#### [WHAT IS BEING ASKED]
Output the complete listing exactly.

#### [TASK INPUTS]
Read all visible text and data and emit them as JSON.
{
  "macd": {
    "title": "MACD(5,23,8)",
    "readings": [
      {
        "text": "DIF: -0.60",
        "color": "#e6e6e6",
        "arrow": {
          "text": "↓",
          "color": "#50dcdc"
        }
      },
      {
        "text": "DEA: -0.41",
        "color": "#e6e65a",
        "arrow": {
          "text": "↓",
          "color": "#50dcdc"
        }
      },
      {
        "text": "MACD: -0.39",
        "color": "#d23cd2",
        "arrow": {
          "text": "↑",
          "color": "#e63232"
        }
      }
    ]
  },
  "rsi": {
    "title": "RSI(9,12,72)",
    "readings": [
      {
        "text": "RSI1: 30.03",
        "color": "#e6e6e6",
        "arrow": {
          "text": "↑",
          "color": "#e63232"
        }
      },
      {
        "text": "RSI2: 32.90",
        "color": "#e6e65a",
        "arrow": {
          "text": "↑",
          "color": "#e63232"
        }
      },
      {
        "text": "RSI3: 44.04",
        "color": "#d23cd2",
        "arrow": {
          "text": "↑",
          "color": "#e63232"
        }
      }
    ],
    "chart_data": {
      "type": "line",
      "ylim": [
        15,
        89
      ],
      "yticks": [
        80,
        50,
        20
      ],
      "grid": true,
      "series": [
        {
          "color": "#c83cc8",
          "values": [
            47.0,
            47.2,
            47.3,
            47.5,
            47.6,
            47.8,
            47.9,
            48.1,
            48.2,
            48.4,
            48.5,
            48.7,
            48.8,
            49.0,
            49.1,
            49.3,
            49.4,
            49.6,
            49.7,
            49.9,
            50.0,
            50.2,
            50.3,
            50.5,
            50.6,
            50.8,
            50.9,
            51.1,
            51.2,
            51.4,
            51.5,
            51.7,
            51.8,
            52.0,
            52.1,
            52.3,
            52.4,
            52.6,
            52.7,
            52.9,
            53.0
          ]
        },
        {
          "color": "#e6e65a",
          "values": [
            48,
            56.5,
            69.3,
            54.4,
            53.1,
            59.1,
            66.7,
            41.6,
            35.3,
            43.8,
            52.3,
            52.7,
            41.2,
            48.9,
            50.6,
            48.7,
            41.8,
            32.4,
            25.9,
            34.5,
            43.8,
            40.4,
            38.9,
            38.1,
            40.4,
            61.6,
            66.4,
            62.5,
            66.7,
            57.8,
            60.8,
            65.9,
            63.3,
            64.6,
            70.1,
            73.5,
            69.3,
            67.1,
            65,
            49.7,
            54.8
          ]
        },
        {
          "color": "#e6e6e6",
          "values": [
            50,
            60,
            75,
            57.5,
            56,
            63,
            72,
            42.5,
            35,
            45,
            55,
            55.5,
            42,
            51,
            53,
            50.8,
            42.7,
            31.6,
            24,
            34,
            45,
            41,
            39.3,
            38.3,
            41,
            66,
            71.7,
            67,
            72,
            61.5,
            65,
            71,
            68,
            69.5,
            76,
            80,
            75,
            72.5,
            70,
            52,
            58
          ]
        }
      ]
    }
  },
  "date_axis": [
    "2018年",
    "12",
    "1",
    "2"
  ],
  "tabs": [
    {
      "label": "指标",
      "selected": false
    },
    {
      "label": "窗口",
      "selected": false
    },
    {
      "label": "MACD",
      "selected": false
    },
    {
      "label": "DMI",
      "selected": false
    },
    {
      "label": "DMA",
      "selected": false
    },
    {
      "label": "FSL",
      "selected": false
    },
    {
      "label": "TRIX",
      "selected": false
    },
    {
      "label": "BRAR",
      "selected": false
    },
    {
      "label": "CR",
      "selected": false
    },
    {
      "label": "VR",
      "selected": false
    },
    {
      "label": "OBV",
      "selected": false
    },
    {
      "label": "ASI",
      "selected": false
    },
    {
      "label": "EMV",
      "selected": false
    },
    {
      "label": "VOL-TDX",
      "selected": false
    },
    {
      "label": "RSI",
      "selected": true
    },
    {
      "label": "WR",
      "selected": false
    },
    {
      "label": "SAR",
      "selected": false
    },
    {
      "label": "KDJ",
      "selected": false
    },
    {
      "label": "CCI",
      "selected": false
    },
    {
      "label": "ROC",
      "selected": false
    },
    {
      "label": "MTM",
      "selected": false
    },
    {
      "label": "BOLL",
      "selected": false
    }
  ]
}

#### [RESULT OF THE EXERCISE]
Read all visible text and data and emit them as JSON.
{
  "macd": {
    "title": "MACD(5,23,8)",
    "readings": [
      {
        "text": "DIF: -0.60",
        "color": "#e6e6e6",
        "arrow": {
          "text": "↓",
          "color": "#50dcdc"
        }
      },
      {
        "text": "DEA: -0.41",
        "color": "#e6e65a",
        "arrow": {
          "text": "↓",
          "color": "#50dcdc"
        }
      },
      {
        "text": "MACD: -0.39",
        "color": "#d23cd2",
        "arrow": {
          "text": "↑",
          "color": "#e63232"
        }
      }
    ]
  },
  "rsi": {
    "title": "RSI(9,12,72)",
    "readings": [
      {
        "text": "RSI1: 30.03",
        "color": "#e6e6e6",
        "arrow": {
          "text": "↑",
          "color": "#e63232"
        }
      },
      {
        "text": "RSI2: 32.90",
        "color": "#e6e65a",
        "arrow": {
          "text": "↑",
          "color": "#e63232"
        }
      },
      {
        "text": "RSI3: 44.04",
        "color": "#d23cd2",
        "arrow": {
          "text": "↑",
          "color": "#e63232"
        }
      }
    ],
    "chart_data": {
      "type": "line",
      "ylim": [
        15,
        89
      ],
      "yticks": [
        80,
        50,
        20
      ],
      "grid": true,
      "series": [
        {
          "color": "#c83cc8",
          "values": [
            47.0,
            47.2,
            47.3,
            47.5,
            47.6,
            47.8,
            47.9,
            48.1,
            48.2,
            48.4,
            48.5,
            48.7,
            48.8,
            49.0,
            49.1,
            49.3,
            49.4,
            49.6,
            49.7,
            49.9,
            50.0,
            50.2,
            50.3,
            50.5,
            50.6,
            50.8,
            50.9,
            51.1,
            51.2,
            51.4,
            51.5,
            51.7,
            51.8,
            52.0,
            52.1,
            52.3,
            52.4,
            52.6,
            52.7,
            52.9,
            53.0
          ]
        },
        {
          "color": "#e6e65a",
          "values": [
            48,
            56.5,
            69.3,
            54.4,
            53.1,
            59.1,
            66.7,
            41.6,
            35.3,
            43.8,
            52.3,
            52.7,
            41.2,
            48.9,
            50.6,
            48.7,
            41.8,
            32.4,
            25.9,
            34.5,
            43.8,
            40.4,
            38.9,
            38.1,
            40.4,
            61.6,
            66.4,
            62.5,
            66.7,
            57.8,
            60.8,
            65.9,
            63.3,
            64.6,
            70.1,
            73.5,
            69.3,
            67.1,
            65,
            49.7,
            54.8
          ]
        },
        {
          "color": "#e6e6e6",
          "values": [
            50,
            60,
            75,
            57.5,
            56,
            63,
            72,
            42.5,
            35,
            45,
            55,
            55.5,
            42,
            51,
            53,
            50.8,
            42.7,
            31.6,
            24,
            34,
            45,
            41,
            39.3,
            38.3,
            41,
            66,
            71.7,
            67,
            72,
            61.5,
            65,
            71,
            68,
            69.5,
            76,
            80,
            75,
            72.5,
            70,
            52,
            58
          ]
        }
      ]
    }
  },
  "date_axis": [
    "2018年",
    "12",
    "1",
    "2"
  ],
  "tabs": [
    {
      "label": "指标",
      "selected": false
    },
    {
      "label": "窗口",
      "selected": false
    },
    {
      "label": "MACD",
      "selected": false
    },
    {
      "label": "DMI",
      "selected": false
    },
    {
      "label": "DMA",
      "selected": false
    },
    {
      "label": "FSL",
      "selected": false
    },
    {
      "label": "TRIX",
      "selected": false
    },
    {
      "label": "BRAR",
      "selected": false
    },
    {
      "label": "CR",
      "selected": false
    },
    {
      "label": "VR",
      "selected": false
    },
    {
      "label": "OBV",
      "selected": false
    },
    {
      "label": "ASI",
      "selected": false
    },
    {
      "label": "EMV",
      "selected": false
    },
    {
      "label": "VOL-TDX",
      "selected": false
    },
    {
      "label": "RSI",
      "selected": true
    },
    {
      "label": "WR",
      "selected": false
    },
    {
      "label": "SAR",
      "selected": false
    },
    {
      "label": "KDJ",
      "selected": false
    },
    {
      "label": "CCI",
      "selected": false
    },
    {
      "label": "ROC",
      "selected": false
    },
    {
      "label": "MTM",
      "selected": false
    },
    {
      "label": "BOLL",
      "selected": false
    }
  ]
}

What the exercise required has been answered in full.